- My Blackness, My Truth: Poetic Justice Mon, May 14, 2018
Poetry is used to fight for social equity and to soothe the soul. As long as people have been communicating poetry has lived, starting from the throat and transitioning to the paper. No matter the method it’s power illuminates.
Host, Jayde Symone, opens the show with some of what she calls “pre-teen poetry”. Poems she wrote when she was 12-years-old and still has today. She is joined by dancer, and poet Abena Beloved Green. Who has recently published her first book of poetry titled “The Way We Hold On”. Her poems address cultural, social, and environmental issues, relationships, and reflect on everyday life as a small-town raised, semi-nomadic, first-generation African Nova Scotian.
- My Blackness, My Truth: This is my North End Fri, Apr 27, 2018Displacement is becoming a larger issue across the globe, areas that were previously considered undesirable are now being built up as more and more people move into urban cites. But, what happens to the people who lived there first, to the community they have built for themselves? Halifax Nova Scotia’s North End has a long and rich history that has created a unique identity but as the North End changes so does the distinct community.Host, Jayde Symone, opens the show with one of many stories she has about growing up in the North End. She is joined by educator, writer and artist Wendie Wilson Poitras. She shares how her community of the North End shaped her and how she fears the impending change my erase her history.

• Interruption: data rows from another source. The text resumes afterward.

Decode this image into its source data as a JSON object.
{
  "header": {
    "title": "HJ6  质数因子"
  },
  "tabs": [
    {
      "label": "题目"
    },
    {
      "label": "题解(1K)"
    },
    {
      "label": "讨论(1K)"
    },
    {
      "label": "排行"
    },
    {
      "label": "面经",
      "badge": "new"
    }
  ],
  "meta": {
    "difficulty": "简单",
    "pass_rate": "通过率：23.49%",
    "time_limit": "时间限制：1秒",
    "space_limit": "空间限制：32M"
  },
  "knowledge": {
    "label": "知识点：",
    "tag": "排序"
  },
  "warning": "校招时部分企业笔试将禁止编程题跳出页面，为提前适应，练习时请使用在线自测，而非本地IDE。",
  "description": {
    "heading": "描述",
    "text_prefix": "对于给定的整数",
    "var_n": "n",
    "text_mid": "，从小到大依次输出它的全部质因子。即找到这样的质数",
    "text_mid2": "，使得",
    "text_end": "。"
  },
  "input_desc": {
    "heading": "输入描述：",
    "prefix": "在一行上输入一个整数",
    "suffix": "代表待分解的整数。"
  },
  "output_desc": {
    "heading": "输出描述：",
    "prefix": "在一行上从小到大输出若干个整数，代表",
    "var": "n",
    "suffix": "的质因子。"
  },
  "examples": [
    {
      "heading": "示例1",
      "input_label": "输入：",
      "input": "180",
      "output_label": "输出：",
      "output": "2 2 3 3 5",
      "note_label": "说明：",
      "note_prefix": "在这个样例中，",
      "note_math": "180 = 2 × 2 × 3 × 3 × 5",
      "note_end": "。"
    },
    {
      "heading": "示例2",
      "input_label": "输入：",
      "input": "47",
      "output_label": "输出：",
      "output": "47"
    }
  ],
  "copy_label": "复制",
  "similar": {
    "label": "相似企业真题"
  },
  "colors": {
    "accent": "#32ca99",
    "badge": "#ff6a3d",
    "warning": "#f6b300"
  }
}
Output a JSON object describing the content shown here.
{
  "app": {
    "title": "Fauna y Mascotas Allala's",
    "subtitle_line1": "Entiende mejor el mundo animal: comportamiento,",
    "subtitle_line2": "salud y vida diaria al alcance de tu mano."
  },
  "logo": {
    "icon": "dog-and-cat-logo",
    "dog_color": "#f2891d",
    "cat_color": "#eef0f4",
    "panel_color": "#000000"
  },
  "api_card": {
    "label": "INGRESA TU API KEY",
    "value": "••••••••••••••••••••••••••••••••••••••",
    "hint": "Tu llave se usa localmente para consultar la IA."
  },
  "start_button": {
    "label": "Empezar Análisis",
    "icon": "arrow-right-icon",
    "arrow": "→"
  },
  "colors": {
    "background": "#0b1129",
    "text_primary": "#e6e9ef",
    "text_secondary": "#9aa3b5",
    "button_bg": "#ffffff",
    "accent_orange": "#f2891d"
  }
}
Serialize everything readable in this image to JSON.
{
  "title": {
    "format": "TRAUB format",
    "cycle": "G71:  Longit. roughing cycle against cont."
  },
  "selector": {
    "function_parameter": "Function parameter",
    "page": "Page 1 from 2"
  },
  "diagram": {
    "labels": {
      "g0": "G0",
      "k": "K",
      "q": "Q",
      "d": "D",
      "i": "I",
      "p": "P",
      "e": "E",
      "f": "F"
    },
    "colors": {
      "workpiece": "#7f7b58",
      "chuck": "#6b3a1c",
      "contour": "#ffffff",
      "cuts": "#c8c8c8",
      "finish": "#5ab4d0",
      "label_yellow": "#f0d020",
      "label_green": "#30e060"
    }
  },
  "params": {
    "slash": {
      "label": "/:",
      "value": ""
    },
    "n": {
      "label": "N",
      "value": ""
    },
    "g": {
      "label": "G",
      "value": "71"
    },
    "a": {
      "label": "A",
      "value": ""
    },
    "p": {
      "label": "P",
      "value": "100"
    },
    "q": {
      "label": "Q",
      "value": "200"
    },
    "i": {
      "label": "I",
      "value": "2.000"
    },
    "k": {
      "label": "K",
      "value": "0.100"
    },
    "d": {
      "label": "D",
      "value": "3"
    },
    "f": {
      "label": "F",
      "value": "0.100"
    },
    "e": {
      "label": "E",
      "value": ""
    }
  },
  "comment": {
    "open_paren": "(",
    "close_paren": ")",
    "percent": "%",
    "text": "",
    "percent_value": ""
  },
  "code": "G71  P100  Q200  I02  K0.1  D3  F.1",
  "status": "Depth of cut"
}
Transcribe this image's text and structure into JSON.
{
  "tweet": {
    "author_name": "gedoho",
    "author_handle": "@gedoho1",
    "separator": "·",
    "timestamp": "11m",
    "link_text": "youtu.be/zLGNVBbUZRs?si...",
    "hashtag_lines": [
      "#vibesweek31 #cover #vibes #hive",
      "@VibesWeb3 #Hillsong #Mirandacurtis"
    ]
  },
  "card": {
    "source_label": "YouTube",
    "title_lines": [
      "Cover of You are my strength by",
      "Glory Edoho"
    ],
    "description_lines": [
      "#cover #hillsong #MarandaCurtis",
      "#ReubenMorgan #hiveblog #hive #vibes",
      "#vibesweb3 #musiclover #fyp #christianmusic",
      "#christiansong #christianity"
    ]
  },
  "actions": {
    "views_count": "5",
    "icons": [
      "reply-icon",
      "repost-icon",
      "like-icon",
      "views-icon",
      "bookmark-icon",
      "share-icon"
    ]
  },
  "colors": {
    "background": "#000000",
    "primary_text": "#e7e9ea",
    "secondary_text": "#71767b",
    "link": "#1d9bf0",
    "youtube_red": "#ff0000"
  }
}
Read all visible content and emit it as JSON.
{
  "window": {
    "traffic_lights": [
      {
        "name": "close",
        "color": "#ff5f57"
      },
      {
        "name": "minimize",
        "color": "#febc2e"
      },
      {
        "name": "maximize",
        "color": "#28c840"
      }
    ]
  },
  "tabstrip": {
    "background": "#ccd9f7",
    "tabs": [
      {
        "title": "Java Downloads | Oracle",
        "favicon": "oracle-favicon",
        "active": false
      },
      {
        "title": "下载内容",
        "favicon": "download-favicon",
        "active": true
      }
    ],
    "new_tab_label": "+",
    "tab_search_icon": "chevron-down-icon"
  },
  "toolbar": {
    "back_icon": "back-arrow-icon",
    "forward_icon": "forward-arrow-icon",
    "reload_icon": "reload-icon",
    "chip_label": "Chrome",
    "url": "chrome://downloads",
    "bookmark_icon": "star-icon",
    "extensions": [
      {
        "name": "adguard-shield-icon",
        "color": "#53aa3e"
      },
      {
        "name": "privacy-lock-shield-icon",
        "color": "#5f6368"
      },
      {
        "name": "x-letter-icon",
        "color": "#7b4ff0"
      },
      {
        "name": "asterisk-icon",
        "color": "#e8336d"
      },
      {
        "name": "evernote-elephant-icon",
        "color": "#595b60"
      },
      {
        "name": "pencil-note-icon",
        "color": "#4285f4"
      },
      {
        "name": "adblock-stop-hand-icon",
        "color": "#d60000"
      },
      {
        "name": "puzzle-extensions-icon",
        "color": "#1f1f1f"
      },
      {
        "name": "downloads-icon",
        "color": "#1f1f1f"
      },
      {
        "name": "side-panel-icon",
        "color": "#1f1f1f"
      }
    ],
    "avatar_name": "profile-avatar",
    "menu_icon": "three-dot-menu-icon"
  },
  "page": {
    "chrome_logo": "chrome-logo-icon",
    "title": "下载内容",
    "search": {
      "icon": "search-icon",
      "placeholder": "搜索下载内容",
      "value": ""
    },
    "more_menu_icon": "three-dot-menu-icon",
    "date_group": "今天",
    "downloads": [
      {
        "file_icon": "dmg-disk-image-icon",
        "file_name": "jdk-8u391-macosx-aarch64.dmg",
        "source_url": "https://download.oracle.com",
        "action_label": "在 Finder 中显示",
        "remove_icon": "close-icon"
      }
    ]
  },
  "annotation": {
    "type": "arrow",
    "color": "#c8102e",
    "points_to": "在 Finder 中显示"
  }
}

- My Blackness, My Truth: Artistic Oppression Thu, Apr 19, 2018
Artistic expression is present in those who self-identify as an artist and those who do not because art has been meticulously layered within African Nova Scotian culture for over 400 years. Through church, hair, language, and community gatherings many forms of artistic expression exist. But what happens when you desire to take that natural artistic expression and elevate it to a higher craft? What barriers stand in your way?
Host, Jayde Symone, shares her truth about succumbing to artistic oppression as a young black woman who wanted to dance and was stagnated by the Nova Scotian dance scene. She is joined by New Glasgow born, African Nova Scotian actor, poet and playwright Walter Borden. He shares his experiences with trying to develop his craft as a playwright and the ways in which systemic racism tries to hold African Nova Scotian artists back.
- Stereo Threads Episode #2: The Long, Long Distance Call Mon, Apr 09, 2018
An audio adventure over the telephone lines. Based on a true tall-tale: A Quebecois doctor, a new- deputy, and a switchboard operator, tangled in a web of half-truths, unravel the mystery of a mad trapper over the course of one fateful call.
- Stereo Threads Episode #1: The Saved Messages Project Mon, Apr 09, 2018
Over four months, I recorded the unsent voicemails that my friends, family members, and absolute strangers had been holding onto. These were messages that the sender never gave to the person who needed to hear them. Messages of loss, regret, and anger. This documentary features these messages and my experience collecting them.
- My Blackness, My Truth: Mental Health “The Bleakness of Black Representation” Tue, Mar 13, 2018
Cultural competence is being recognized as foundational knowledge for healthcare professionals. In 2005, Nova Scotia produced a Cultural Competence Guide for Primary Health Care Professionals. But for many African Nova Scotians this hasn’t translated to direct benefit. Many still struggle silently. With misunderstandings within the community around what mental illness means and barriers that prevent individuals from accessing help, dealing with depression, anxiety and other disorders becomes challenging and complicated. Compounding those issues is the difficulty of finding a therapist of color or an organization that specifically caters to one’s community. From stigma to lack of research, these all play into larger barriers for finding types of therapy or medication that fit African Nova Scotian needs.
Host, Jayde Symone, greats you with soundscape she created to share a deep truth, a look into her brain as she is asleep, what she calls her anxiety dream. She is joined by East Preston born, African Nova Scotian medical researcher and mental health advocate, Adena Cox. She shares her experience observing mental illness in her community, feeling helpless in the short term yet taking action for the future. Her truth; Black representation at all levels of Mental Health service is desperately needed.
- CKDU Interviews – Mary MacDonald (DSU Election 2018) Thu, Mar 08, 2018
CKDU Interview with Mary MacDonald. Mary is running for President in the DSU General Election 2018.
- CKDU Interviews – Evan Jeddore (DSU Election 2018) Thu, Mar 08, 2018
CKDU Interview with Evan Jeddore. Evan is running for Vice-President (Academic and External) in the DSU General Election 2018.
- CKDU Interviews – Samuel Eisner (DSU Election 2018) Thu, Mar 08, 2018
CKDU Interview with Samuel Eisner. Samuel is running for Vice-President (Internal) in the DSU General Election 2018.
- CKDU Interviews – Candyse Brisk (DSU Election 2018) Thu, Mar 08, 2018
CKDU Interview with Candyse Brisk. Candyse is running for Students with Disabilities Rep in the DSU General Election 2018.